Task to carry out
Please say how many lines of the listing hold "Applied", with no other words in the answer.

Working data
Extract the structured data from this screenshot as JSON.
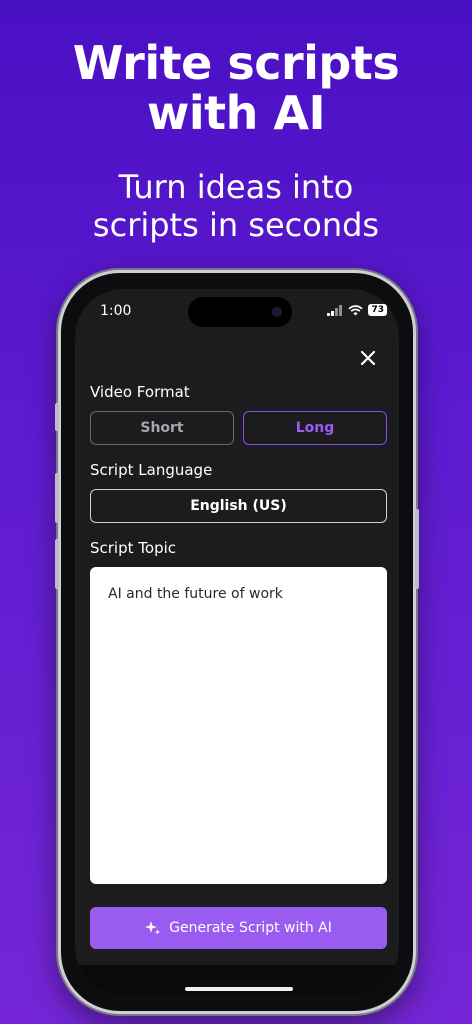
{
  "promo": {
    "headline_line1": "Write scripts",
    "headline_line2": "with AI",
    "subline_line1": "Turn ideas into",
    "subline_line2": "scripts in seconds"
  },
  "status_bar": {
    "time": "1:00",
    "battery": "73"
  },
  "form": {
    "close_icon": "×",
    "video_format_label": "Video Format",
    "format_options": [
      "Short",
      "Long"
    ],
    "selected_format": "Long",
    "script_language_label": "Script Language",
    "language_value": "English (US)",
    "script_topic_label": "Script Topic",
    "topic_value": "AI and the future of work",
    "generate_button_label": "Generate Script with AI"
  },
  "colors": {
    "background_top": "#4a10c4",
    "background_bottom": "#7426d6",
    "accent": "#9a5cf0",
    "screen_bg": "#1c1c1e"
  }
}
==
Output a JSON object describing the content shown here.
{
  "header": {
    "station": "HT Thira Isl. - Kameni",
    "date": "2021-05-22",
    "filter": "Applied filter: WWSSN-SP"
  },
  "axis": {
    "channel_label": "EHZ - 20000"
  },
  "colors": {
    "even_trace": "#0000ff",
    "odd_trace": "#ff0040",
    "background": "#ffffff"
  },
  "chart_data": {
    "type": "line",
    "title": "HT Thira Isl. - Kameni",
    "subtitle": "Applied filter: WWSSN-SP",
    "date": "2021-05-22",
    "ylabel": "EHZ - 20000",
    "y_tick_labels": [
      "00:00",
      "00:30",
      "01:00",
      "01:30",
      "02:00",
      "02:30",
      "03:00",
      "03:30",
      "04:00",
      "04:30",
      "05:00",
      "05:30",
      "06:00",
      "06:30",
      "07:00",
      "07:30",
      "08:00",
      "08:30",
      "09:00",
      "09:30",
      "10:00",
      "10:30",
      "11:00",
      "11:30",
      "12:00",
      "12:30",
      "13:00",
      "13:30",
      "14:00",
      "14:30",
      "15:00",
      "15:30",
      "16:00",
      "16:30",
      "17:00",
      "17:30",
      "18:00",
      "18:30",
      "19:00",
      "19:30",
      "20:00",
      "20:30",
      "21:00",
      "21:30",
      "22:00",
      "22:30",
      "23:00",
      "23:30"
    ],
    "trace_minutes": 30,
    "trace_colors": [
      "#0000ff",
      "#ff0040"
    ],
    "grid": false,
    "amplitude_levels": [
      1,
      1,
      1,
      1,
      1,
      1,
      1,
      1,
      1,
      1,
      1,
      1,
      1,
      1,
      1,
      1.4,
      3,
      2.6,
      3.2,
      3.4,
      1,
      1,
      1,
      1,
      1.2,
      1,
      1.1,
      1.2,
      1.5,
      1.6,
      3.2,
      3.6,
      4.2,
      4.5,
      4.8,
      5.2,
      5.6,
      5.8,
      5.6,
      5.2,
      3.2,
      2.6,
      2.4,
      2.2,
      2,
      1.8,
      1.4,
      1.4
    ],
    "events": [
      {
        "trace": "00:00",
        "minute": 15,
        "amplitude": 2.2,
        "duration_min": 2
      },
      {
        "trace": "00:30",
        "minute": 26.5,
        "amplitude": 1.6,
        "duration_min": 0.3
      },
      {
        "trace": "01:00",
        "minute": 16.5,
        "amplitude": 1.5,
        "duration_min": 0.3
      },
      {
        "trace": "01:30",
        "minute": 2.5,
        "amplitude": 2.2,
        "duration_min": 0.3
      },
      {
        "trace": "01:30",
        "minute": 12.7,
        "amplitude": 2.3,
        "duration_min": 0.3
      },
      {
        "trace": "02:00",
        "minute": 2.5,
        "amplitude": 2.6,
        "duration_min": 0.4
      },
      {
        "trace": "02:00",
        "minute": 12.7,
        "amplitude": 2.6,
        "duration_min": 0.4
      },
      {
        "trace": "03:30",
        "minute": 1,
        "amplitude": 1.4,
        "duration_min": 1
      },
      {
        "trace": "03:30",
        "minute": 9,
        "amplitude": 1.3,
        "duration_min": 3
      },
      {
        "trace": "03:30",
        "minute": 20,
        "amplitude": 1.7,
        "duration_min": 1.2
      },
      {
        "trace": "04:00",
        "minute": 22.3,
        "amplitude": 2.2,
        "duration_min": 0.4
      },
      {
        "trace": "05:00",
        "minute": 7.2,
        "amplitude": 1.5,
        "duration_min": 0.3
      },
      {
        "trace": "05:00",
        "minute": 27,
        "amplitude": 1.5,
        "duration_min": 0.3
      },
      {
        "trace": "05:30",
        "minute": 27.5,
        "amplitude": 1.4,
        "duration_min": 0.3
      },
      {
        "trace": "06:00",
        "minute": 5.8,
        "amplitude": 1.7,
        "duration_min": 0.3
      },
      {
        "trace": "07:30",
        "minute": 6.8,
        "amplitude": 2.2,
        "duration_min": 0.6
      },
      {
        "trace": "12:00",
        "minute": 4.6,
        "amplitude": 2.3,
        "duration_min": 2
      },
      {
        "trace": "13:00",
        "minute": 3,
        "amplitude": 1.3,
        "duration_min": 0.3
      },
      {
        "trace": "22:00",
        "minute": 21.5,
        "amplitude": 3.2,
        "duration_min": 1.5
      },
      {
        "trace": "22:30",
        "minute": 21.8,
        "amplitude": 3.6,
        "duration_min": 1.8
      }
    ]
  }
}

Task answer
2